Gov. Heineman Announces Greg Ibach
as Nebraska’s New Ag Director
(Lincoln, NE) Gov. Dave Heineman today announced the appointment of Gregory A. Ibach as the new director of the Nebraska Department of Agriculture.
Ibach, who has served as Nebraska’s assistant director of agriculture since 1999, will replace outgoing director Merlyn Carlson, who confirmed that he will follow U.S. Secretary of Agriculture Mike Johanns to Washington in early June.
“While I am sad to see Merlyn go, I am pleased for our state’s producers that we have such a deep well of talent at the Department of Agriculture,” Gov. Heineman said. “Greg is an excellent leader who knows the value of our state’s largest industry. He is intelligent, well-traveled and grounded, and is exactly what we need for agriculture in this global economy. Ibach knows the challenges producers face because he is one.”
Ibach is the owner and operator of a cow and calf operation near Sumner, where he grows corn, soybeans, alfalfa and forage sorghum. He was raised on a family farm near Sumner.

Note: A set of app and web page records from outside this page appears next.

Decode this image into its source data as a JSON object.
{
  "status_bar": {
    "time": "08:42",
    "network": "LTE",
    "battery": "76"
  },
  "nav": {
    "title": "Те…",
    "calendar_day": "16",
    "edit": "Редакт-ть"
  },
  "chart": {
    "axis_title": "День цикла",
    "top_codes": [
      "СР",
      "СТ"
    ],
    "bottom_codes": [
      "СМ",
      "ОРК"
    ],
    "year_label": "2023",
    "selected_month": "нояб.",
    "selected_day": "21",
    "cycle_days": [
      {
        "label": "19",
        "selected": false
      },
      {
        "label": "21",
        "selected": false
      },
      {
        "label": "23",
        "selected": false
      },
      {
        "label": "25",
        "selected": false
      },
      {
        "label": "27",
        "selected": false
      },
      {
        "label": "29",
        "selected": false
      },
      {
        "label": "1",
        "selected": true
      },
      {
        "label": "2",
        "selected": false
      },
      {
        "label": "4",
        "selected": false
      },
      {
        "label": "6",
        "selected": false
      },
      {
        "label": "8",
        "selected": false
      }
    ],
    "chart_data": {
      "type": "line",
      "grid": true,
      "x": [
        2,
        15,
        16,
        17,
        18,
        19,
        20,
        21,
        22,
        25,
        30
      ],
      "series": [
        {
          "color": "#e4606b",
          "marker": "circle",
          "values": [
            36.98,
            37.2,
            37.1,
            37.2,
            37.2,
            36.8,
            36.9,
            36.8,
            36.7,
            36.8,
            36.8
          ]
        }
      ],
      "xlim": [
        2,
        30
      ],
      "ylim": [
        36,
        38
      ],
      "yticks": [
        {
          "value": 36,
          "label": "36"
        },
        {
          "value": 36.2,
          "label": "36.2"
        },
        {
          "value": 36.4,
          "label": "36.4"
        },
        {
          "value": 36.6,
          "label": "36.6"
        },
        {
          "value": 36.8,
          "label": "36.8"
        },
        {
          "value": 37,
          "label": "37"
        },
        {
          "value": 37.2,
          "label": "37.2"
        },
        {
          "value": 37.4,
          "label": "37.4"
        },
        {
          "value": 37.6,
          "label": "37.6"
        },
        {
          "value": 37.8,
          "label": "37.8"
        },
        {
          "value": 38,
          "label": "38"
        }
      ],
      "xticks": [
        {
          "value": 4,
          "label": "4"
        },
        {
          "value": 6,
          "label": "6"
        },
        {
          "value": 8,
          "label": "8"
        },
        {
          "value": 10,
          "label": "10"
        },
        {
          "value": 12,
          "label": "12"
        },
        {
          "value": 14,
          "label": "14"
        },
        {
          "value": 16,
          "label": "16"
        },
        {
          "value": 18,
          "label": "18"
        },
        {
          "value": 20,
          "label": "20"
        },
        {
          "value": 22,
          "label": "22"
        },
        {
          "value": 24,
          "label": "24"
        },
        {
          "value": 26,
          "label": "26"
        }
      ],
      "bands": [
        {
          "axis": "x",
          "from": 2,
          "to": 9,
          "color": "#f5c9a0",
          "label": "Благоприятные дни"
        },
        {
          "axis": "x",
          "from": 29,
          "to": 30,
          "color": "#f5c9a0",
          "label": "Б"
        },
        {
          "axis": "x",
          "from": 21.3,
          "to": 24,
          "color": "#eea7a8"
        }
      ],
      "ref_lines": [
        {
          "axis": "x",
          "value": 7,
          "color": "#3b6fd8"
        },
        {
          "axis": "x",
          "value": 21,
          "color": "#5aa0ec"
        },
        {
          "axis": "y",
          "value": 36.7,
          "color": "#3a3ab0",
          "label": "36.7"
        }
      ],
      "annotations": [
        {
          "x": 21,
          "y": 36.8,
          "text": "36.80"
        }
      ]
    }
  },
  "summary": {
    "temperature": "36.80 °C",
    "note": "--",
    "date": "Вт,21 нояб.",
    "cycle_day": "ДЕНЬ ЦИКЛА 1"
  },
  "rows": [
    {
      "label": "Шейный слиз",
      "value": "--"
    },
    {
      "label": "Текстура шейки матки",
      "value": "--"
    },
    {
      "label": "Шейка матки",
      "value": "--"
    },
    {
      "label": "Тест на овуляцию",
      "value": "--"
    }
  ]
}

Ibach said, “I appreciate the opportunity to continue working with Nebraska farmers, ranchers and related businesses, and we will continue our strong tradition of seeking input from producers. I look forward to confronting the issues facing our state’s economic engine.”

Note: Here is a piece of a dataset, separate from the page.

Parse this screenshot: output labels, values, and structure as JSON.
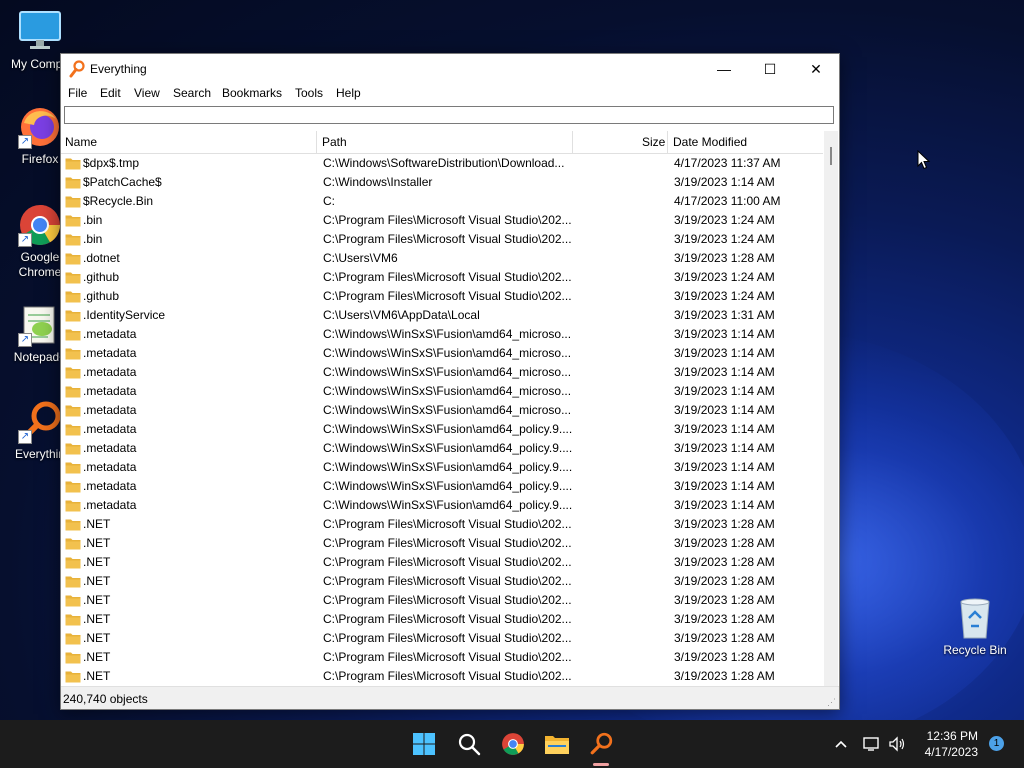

Before joining the Department of Agriculture as assistant director, Ibach worked as an assistant vice president for Farm Credit Services of America. He began his career with Farm Credit Services as a loan officer in the mid-1980s. Ibach, 42, earned a Bachelor of Science degree in agriculture from the University of Nebraska-Lincoln in 1984, majoring in animal science and agricultural economics.
Ibach has held leadership positions as a trade advisor for the U.S. Department of Agriculture’s Animal and Animal Products Agricultural Trade Advisory Committee. He has served as a member of the Identification Development Team developing the framework for a national animal identification plan, vice chairman of the Checkoff Division of the National Cattlemen’s Beef Association, and chairman of the Nebraska Climate Assessment and Response Committee.

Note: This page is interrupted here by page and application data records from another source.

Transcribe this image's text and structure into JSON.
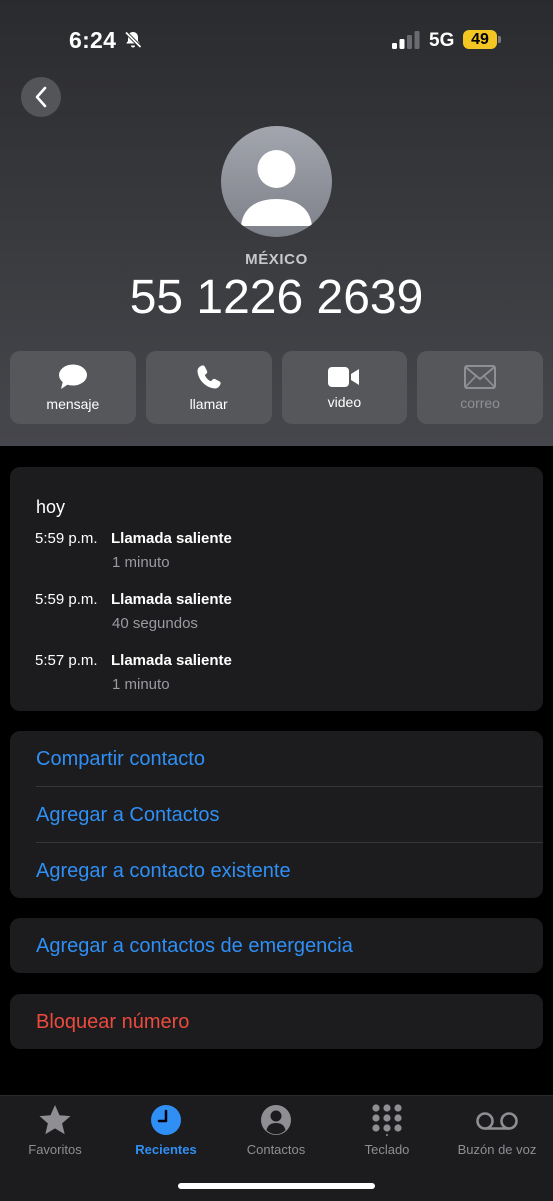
{
  "status": {
    "time": "6:24",
    "network": "5G",
    "battery": "49"
  },
  "contact": {
    "country": "MÉXICO",
    "number": "55 1226 2639"
  },
  "actions": [
    {
      "label": "mensaje",
      "icon": "message-icon",
      "enabled": true
    },
    {
      "label": "llamar",
      "icon": "phone-icon",
      "enabled": true
    },
    {
      "label": "video",
      "icon": "video-icon",
      "enabled": true
    },
    {
      "label": "correo",
      "icon": "mail-icon",
      "enabled": false
    }
  ],
  "recents": {
    "day": "hoy",
    "calls": [
      {
        "time": "5:59 p.m.",
        "type": "Llamada saliente",
        "duration": "1 minuto"
      },
      {
        "time": "5:59 p.m.",
        "type": "Llamada saliente",
        "duration": "40 segundos"
      },
      {
        "time": "5:57 p.m.",
        "type": "Llamada saliente",
        "duration": "1 minuto"
      }
    ]
  },
  "options": {
    "share": "Compartir contacto",
    "add": "Agregar a Contactos",
    "add_existing": "Agregar a contacto existente",
    "emergency": "Agregar a contactos de emergencia",
    "block": "Bloquear número"
  },
  "tabs": [
    {
      "label": "Favoritos",
      "icon": "star-icon",
      "active": false
    },
    {
      "label": "Recientes",
      "icon": "clock-icon",
      "active": true
    },
    {
      "label": "Contactos",
      "icon": "person-circle-icon",
      "active": false
    },
    {
      "label": "Teclado",
      "icon": "keypad-icon",
      "active": false
    },
    {
      "label": "Buzón de voz",
      "icon": "voicemail-icon",
      "active": false
    }
  ],
  "colors": {
    "accent": "#2f8ff5",
    "destructive": "#eb4a3d",
    "battery": "#f3c623"
  }
}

He also has served on the Nebraska Rural Development Commission and the Nebraska Beginning Farmer Board.
Outgoing Director Carlson said, “Greg knows Nebraska agriculture from a grassroots level, as well as from the highest levels of leadership in our state. His experiences as a producer and as a leader in a number of industry organizations – both state and national – clearly support his appointment. He will bring many new dynamics and dimensions as he works to continue the strong level of agricultural leadership the state has grown to expect.”
Carlson has headed Nebraska’s Department of Agriculture since January 1999, serving as an advocate for agriculture, overseeing regulatory programs and promoting the state’s agricultural products here and abroad. He was inducted into the Nebraska Cattlemen Hall of Fame in 2004.
“Merlyn has been a force for expanding the international reach of our producers, a vital step in this global economy,” Gov. Heineman said. “He also has worked hard to engage producers in every step of policy and regulation development.”
Carlson said, “I have greatly appreciated the opportunity to work with two outstanding governors on behalf of the Nebraska agriculture industry. Nebraska’s dominant role in feeding the U.S. and the world population has played an important part of both governors’ administrations. My goal was to bring a synergy that bridged Nebraska’s rich resources – its people, its water, its soil – into an even greater fabric and level of productivity.”
Carlson and the USDA announced Monday that he is leaving to take a position at the U.S. Department of Agriculture as Deputy Under-Secretary for Natural Resources and the Environment. Ibach’s salary will be $87,500.